Journals seem just of marginal interest by most (I’m not talking about us here as we wouldn’t be here else ^^ )
You don’t use joplin to write code ; neither do I : I do use recent tools, as eclipse ;
long, long time ago, as you do, I was fearing these formatting issues, but that was 2006, and a lot of water flooded under my bridge since those old events occured.
Today, a lot of tools writes formatted notes without any formatting issues, and if any, it is really easy to identify and fix them.
So, I feel penalized when having to switch between two windows, losing the thread of my thought : Sad to say, but I just use joplin in edition mode, and plain text, avoiding any significant tag.
I am waiting for a true wysiwig tool, incorporated into joplin !
I was initially put off a bit by using a markdown pane as the editor but it did not take long to get used to it.
One of my main grievances with Evernote and its wysiwyg editor was the formatting nightmare when copying and pasting between notes. If I copied parts from, say, three notes into one new note I would often have to try to remove all formatting and then start the formatting all over again. Even then its hidden formatting codes would “hang around” and mess things up. Admittedly this is due to the system Evernote uses and a markdown wysiwyg “front end” may not be so bad.
My personal view is that Joplin is a note-taking program not a word processor or code editor and its simplicity (markdown) is its strength.
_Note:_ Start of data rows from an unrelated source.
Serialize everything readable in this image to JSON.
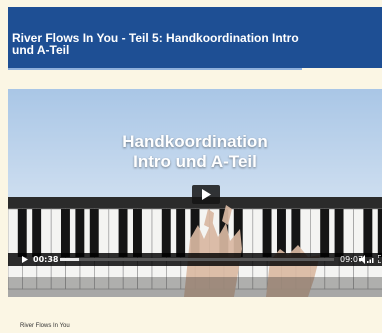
{
  "header": {
    "title": "River Flows In You - Teil 5: Handkoordination Intro und A-Teil"
  },
  "video": {
    "title_line1": "Handkoordination",
    "title_line2": "Intro und A-Teil",
    "current_time": "00:38",
    "duration": "09:07",
    "progress_fraction": 0.069,
    "icons": {
      "play": "play-icon",
      "volume": "volume-icon",
      "fullscreen": "fullscreen-icon"
    }
  },
  "caption": "River Flows In You",
  "colors": {
    "header_bg": "#1e4f94",
    "page_bg": "#fbf6e4",
    "header_underline": "#8fb0dc"
  }
}
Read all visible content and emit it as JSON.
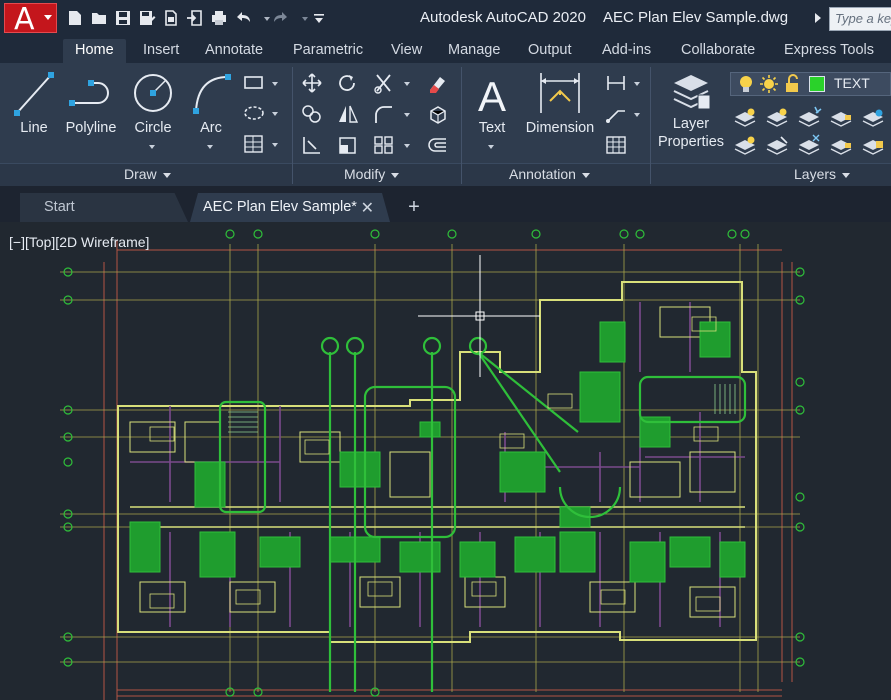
{
  "app": {
    "logo_letter": "A",
    "title": "Autodesk AutoCAD 2020",
    "file": "AEC Plan Elev Sample.dwg",
    "search_placeholder": "Type a keyword"
  },
  "quick_access": [
    "new-icon",
    "open-icon",
    "save-icon",
    "save-as-icon",
    "publish-icon",
    "import-icon",
    "plot-icon",
    "undo-icon",
    "redo-icon",
    "customize-icon"
  ],
  "ribbon_tabs": [
    "Home",
    "Insert",
    "Annotate",
    "Parametric",
    "View",
    "Manage",
    "Output",
    "Add-ins",
    "Collaborate",
    "Express Tools"
  ],
  "active_tab": "Home",
  "panels": {
    "draw": {
      "title": "Draw",
      "buttons": [
        "Line",
        "Polyline",
        "Circle",
        "Arc"
      ]
    },
    "modify": {
      "title": "Modify"
    },
    "annotation": {
      "title": "Annotation",
      "buttons": [
        "Text",
        "Dimension"
      ]
    },
    "layers": {
      "title": "Layers",
      "button_line1": "Layer",
      "button_line2": "Properties",
      "current_layer": "TEXT"
    }
  },
  "file_tabs": {
    "start": "Start",
    "active": "AEC Plan Elev Sample*",
    "close": "✕",
    "new": "+"
  },
  "viewport": {
    "label": "[−][Top][2D Wireframe]"
  },
  "colors": {
    "title_bar": "#1f2a3a",
    "ribbon": "#2f3c4e",
    "canvas": "#212830",
    "wall": "#d8df7a",
    "fixture": "#2fbf3a",
    "grid": "#b25544",
    "partition": "#7b4a8c"
  }
}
Hi maybe an other suggestion could be a mix of WYSWYG and plain markdown code like it is handeld in the editor from ghostwriter or in marktext.
In addition they also do have a cool css stylesheet handling (in my opionion) So propably a look worth?
I’m divided about this question of a wysiwyg editor, and the behavior of MarkText and Typora is making me more divided ! The very philosophy of markdown is to see the markup, in order to be able to know what you’ve done with your text, and they are fixed by every flavor. That’s the meaning of WYSIWYM (M for mean), and the entire philosophy of markup languages… a WYSIWYG editor is just a way to switch to an opposite philosophy; so why using markdown ?
The way MarkText or Typora handle is worse to me : it troubles my thoughts to have this permanent animation when I write. I nearly can’t use one those to write, especially a long text.
So if you find a solution to implement the behavior of Marktext, please add it to the plain WYSIWYM editor, do not replace it.
The other part of my reflection is pedagogical. What is the point of using markdown without learning markdown?
I’ve been playing with a few different WYSIWG markdown editors today (including the ones noted above), and the one that’s cleanest and also has the functionality I personally prefer is Slate’s “Markdown Preview” demo: https://www.slatejs.org/#/markdown-preview
Would love to get your reactions to it! One thing I particularly like about it is that it doesn’t hide the markdown characters upon render, it simply adds the styling around it, which makes it very easy to see where the styles came from.
I must have not give mark down a try but I find it so distracting, annoying and bloated to have two windows for writing the note. I don’t understand what’s the point in such a messy GUI, could please someone enlight me?
Also, please (very OT, but must be a silly problem just of mine), where should I look for issue related to the Android app? Is it a different program?
Joplin is a note taking app with its primary focus on notes and being able to sync between several different OS and devices while using your own cloud system.
If you want a text processor, use Word or some other crap. Notes are usually text. For people who like to style their text, there’s markdown that renders text into something more presentable.
Why do you think that professional typesetting is done in LaTeX and not some shitty WYSIWYG word processor?
For my part I seriously dislike anything that includes invisible format and styling markers, like WYSIWYG word processors. But that’s a personal choice. If a WYSIWYG editor ever made it into Joplin, I would only hope it’s a choice and not mandatory.